As I've probably written here many times before, stone fruits—peaches, nectarines, plums and cherries—are my absolute favorite fruits. Cherries with their crunch, deep red color, and juicy flesh always bring me so much pleasure. It's easy for me to eat bowlfuls in one sitting. My favorite part of summer has always been waiting for the stone fruits to ripen, picking up cherries and sour cherries at the Greenmarket, and visiting local farms to pick peaches and plums right from the trees.
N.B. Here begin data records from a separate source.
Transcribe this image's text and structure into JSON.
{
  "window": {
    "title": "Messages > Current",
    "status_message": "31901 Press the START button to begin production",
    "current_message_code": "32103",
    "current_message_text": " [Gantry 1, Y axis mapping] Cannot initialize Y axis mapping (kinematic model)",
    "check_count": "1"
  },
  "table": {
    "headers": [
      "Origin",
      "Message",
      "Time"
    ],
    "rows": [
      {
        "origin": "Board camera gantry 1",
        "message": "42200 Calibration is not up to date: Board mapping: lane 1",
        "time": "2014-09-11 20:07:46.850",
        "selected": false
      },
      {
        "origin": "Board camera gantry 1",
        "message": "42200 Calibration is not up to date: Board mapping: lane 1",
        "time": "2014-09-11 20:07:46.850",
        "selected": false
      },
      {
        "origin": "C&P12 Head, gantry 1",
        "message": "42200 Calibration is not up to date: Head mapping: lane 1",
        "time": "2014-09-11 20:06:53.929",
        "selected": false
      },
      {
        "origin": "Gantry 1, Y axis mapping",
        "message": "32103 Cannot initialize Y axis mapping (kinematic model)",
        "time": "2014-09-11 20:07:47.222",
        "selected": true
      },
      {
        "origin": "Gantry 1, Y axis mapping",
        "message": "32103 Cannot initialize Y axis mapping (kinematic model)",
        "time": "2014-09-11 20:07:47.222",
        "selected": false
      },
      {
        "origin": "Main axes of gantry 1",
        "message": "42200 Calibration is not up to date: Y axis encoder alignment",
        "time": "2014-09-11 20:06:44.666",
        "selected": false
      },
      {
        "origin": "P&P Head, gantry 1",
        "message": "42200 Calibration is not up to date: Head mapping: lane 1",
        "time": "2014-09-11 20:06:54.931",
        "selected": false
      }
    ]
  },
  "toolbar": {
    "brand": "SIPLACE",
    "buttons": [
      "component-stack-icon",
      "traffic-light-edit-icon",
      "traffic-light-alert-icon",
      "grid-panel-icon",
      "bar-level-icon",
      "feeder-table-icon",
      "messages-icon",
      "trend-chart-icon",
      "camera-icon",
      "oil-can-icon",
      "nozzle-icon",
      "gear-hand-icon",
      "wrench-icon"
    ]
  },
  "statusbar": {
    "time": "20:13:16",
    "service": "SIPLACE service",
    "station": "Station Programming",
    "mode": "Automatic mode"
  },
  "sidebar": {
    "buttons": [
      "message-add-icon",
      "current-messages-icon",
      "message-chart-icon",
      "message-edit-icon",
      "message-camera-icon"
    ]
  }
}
Summer just wouldn't be summer without enjoying all its fruitful bounties.
A classic French clafoutis (kla-foo-tee) is one of the best desserts that uses cherries. It is traditionally made with dark sweet cherries or black cherries, but when made with other fruit it is more commonly called a flognarde. Last season I made a plum flognarde using the dark, oblong Italian prune plums. Served just slightly warm, a clafoutis or a flognarde is an ideal dessert in summer. Garnish with a dusting of confectioners' sugar and—if you're so decadently inclined—a dollop of whipped cream or crème fraîche. It looks like an impressive dessert but it's very easy to make.
If you know how to use a blender, then you are all set to make a clafoutis. The custard-like batter is beaten together just like you would do for crêpes. Then pour it over the cherries in a buttered baking dish. In France it is customary to leave the pits in the cherries, but I think it's a lot nicer for my guests if I pit them. My technique is to use a drinking straw to poke the pit out from the fruit. It's easy, just a tiny bit messy, but it works extremely well. Use any cherries in this recipe, even sour cherries, but you will have to add a lot more sugar. Enjoy all the cherries of the season.
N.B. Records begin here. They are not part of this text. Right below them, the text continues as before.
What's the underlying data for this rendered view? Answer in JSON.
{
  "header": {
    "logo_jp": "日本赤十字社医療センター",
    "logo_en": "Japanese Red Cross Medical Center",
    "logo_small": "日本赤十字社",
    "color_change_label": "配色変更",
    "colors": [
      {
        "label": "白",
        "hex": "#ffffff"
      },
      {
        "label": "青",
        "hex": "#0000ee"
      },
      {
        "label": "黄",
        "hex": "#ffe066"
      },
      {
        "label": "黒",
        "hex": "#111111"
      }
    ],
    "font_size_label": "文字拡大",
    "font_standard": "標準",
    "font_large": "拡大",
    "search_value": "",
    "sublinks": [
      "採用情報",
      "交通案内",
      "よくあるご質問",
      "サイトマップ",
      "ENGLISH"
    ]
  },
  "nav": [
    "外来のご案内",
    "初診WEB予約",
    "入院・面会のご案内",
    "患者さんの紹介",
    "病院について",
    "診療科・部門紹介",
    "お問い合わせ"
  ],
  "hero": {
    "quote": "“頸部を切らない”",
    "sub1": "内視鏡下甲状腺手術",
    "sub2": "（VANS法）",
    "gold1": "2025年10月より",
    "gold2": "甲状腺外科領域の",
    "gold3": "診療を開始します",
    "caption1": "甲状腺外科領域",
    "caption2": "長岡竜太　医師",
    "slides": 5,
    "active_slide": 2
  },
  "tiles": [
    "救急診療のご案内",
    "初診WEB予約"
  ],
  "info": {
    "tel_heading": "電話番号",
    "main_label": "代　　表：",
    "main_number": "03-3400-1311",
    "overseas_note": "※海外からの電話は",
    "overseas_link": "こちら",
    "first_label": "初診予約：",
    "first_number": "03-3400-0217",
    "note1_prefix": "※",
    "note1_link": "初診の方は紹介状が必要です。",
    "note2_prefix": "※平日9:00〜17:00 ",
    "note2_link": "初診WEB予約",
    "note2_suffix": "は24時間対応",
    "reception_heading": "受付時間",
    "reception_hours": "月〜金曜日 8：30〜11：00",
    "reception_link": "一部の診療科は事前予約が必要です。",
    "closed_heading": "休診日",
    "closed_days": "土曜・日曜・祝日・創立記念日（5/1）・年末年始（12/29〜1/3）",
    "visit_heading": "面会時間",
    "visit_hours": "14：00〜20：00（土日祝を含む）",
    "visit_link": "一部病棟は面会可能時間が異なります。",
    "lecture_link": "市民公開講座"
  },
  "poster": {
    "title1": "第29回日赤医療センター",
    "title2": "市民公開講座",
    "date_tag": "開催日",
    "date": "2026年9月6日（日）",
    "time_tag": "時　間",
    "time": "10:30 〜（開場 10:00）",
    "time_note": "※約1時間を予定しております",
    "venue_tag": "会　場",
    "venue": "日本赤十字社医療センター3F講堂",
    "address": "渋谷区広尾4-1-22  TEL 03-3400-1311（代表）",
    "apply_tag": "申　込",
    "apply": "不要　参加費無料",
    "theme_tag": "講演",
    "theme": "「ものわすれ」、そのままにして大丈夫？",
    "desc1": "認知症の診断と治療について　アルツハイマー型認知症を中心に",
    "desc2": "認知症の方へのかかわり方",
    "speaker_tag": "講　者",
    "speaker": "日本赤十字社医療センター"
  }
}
1 pound sweet cherries, pitted
2 plus 2 tablespoons granulated sugar
1 tablespoon brandy
1/2 cup all-purpose flour
1/4 teaspoon salt
3/4 cup whole milk
2 large eggs
2 tablespoons melted butter, plus more for pan
1 teaspoon pure vanilla extract
confectioners' sugar, for dusting
Preheat oven to 375 degrees F. Butter a 10-inch glass pie dish.
Combine the pitted cherries with brandy and 2 tablespoons sugar. Let macerate for 10 minutes.
Using a slotted spoon, remove cherries to the baking dish, reserving the liquid.
In a blender, combine flour, remaining 2 tablespoons sugar, salt, milk, eggs, butter, vanilla, and liquid from cherries. Pulse until incorporated, scraping down the sides if needed. Pour batter over cherries. Bake for 40 minutes until batter is set and golden brown. Let cool before serving. Dust over with confectioners' sugar. Yield: 6 servings.